Instructions for the task -> Go through the entries below and return every line that contains "icon".

Website and app data records:
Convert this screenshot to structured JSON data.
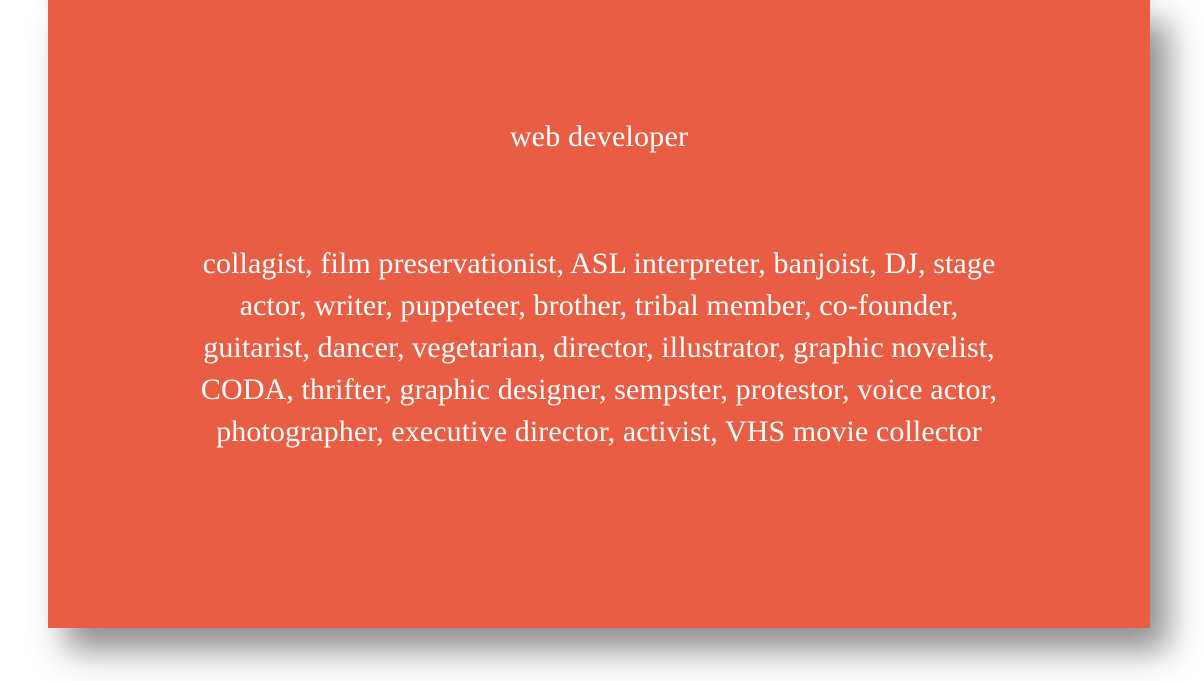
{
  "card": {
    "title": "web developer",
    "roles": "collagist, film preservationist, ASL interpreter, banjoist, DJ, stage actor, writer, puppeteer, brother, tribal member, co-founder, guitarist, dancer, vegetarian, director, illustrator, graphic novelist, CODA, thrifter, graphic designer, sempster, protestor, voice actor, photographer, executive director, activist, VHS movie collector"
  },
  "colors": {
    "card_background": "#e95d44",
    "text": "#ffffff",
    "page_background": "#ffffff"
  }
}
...
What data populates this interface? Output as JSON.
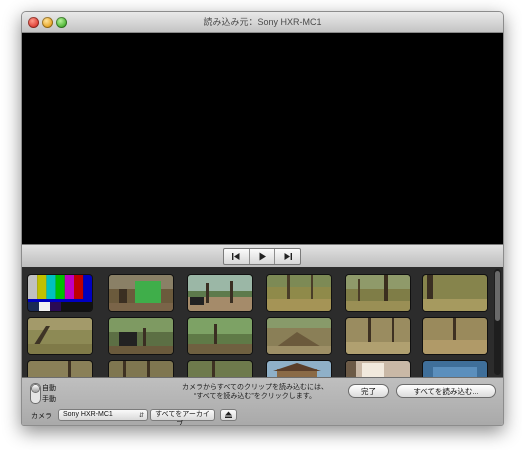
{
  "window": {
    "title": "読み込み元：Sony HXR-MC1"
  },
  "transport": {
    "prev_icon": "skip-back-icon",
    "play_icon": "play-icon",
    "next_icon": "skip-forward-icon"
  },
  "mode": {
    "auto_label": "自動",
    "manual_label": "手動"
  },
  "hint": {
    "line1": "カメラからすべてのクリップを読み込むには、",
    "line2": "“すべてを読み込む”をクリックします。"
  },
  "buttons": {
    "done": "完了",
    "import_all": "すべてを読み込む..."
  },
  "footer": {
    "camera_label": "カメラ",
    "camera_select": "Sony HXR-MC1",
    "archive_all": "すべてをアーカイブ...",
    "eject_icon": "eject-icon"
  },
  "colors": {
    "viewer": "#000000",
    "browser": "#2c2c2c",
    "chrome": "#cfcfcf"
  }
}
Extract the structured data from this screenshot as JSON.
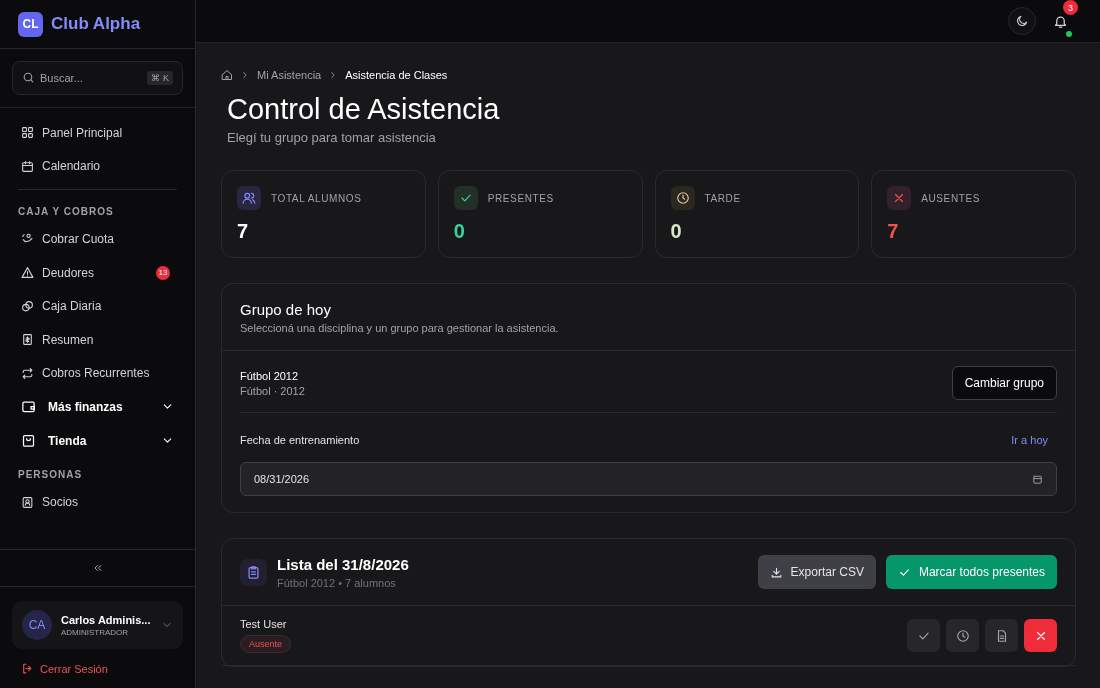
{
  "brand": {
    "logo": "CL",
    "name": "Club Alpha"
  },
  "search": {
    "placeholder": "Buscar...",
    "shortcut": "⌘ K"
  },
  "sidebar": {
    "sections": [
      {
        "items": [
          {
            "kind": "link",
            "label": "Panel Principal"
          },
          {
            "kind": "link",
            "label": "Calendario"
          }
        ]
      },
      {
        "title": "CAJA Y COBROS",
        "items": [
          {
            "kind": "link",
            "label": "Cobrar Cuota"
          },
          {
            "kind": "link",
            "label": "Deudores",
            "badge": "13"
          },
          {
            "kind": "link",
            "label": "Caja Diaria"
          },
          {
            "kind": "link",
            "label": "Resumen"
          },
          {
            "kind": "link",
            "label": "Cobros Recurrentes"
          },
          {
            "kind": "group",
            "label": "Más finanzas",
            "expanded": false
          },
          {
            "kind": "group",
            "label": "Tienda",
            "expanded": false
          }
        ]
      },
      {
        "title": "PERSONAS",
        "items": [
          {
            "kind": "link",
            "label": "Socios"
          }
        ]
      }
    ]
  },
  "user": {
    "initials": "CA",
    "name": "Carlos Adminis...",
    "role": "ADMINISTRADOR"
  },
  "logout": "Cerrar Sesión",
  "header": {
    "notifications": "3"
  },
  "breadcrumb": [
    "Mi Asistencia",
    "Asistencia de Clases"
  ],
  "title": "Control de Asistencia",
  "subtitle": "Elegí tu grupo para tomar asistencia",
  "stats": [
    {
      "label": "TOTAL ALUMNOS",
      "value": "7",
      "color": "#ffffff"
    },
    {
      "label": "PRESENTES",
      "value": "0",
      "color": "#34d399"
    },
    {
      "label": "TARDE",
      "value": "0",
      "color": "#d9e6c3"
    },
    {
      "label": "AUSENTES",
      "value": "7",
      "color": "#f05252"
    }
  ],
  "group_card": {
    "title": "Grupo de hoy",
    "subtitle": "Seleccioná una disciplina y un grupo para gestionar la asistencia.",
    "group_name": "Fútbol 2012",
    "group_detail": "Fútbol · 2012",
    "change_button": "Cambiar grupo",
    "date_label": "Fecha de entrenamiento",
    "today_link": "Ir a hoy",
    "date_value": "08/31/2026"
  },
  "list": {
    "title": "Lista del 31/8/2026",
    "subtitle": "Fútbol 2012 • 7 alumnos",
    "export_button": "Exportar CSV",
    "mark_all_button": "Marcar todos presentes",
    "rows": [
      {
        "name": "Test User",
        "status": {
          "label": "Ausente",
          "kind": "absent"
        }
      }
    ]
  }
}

Exercise answer ->
    "prev_icon": "skip-back-icon",
    "play_icon": "play-icon",
    "next_icon": "skip-forward-icon"
    "eject_icon": "eject-icon"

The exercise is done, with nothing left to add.